To fulfill a dream requires dedication and sacrifice. In Richard Rodriquez’s “The Achievement of Desire,” the character has a dream of academic success. From early childhood, the “intelligent boy” indeed, finds pleasure from reading books. It is not an exaggeration to say that he absolutely gives up his social life to pursue education. He appears as a lonely kid who has no close friends or any serious social involvement. His boring life ties in the circle back and forth of school and home. However, it doesn’t seem to be a problem to him. He is always the kid who raises his hand during lecture and is his teachers’ favorite. The character exposes his selfishness self-importance during early time of schooling. He feels uncomfortable and unwilling when he is sent to a private school, which he considered a “ghetto class”. It is such a wrong perception when one refuses to engage in his or her community. By complication and excuses, he indirectly denies his identity as a working class child. Satisfying with compliments from teachers and classmates, the character feels proud of being superior to others. He just really finds the enthusiastic in studying later as he is sent to a better school that he gets much educational development. In brief, his success majorly comes from reserve privilege from parent’s assistance. “The scholarship boy” is essentially a type of the self who rather receives without giving.
On the other hand, the character in Richard Rodriquez’s story also suffers a lack of confidence and dissociation due to the wall he creates around himself. Blindingly pursuit his ideal life, most importantly, the man has lost his social skills which he assumes himself a “bad boy”. Even though the “scholarship boy” has enough intellectual knowledge to be aware of his temporary problems, he doesn’t make any changes. His selfishness dynamically expresses later on in adulthood, he tends to separates himself from his parents. It can be concluded that all of his success is come from the help and scarification of his parent. He would respect and appreciate them.

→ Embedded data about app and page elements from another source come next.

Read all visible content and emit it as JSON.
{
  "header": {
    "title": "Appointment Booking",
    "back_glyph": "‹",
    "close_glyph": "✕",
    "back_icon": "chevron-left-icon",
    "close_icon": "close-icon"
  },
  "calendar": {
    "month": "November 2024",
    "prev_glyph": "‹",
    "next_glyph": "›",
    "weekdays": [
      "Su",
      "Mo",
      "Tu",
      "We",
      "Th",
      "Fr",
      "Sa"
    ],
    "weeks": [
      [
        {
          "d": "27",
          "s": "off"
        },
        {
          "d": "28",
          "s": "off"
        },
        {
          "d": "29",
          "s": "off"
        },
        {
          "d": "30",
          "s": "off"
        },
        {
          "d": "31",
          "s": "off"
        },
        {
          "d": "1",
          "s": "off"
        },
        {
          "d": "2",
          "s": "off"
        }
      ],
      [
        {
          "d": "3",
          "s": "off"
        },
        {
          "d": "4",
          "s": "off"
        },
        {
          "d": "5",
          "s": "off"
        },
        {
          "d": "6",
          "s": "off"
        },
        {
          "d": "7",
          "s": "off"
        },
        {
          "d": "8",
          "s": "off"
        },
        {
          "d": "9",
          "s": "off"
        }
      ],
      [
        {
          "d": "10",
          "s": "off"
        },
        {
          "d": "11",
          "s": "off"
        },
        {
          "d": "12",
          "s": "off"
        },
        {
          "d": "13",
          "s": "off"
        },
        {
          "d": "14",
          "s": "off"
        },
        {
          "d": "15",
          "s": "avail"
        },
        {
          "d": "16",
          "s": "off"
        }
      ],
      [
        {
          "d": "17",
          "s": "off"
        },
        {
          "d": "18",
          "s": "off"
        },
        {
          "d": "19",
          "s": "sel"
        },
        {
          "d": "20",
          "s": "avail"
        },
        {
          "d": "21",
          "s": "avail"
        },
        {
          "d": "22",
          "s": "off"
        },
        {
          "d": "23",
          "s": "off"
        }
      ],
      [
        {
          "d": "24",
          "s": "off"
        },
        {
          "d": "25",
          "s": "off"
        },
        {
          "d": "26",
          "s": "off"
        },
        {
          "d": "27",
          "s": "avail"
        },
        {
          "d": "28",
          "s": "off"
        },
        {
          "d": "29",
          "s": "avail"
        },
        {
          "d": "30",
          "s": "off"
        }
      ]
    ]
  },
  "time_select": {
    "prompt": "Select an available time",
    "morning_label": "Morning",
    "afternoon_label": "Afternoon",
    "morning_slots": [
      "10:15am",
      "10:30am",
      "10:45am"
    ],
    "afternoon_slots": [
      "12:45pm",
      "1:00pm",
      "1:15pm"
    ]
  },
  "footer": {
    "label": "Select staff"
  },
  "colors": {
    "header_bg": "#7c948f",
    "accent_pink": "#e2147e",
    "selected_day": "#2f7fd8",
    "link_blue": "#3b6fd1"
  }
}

However, he develops a sense of disrespect and ungrateful to his parents. The man obviously does nothing to compensate for his parent scarification “Your parent must be...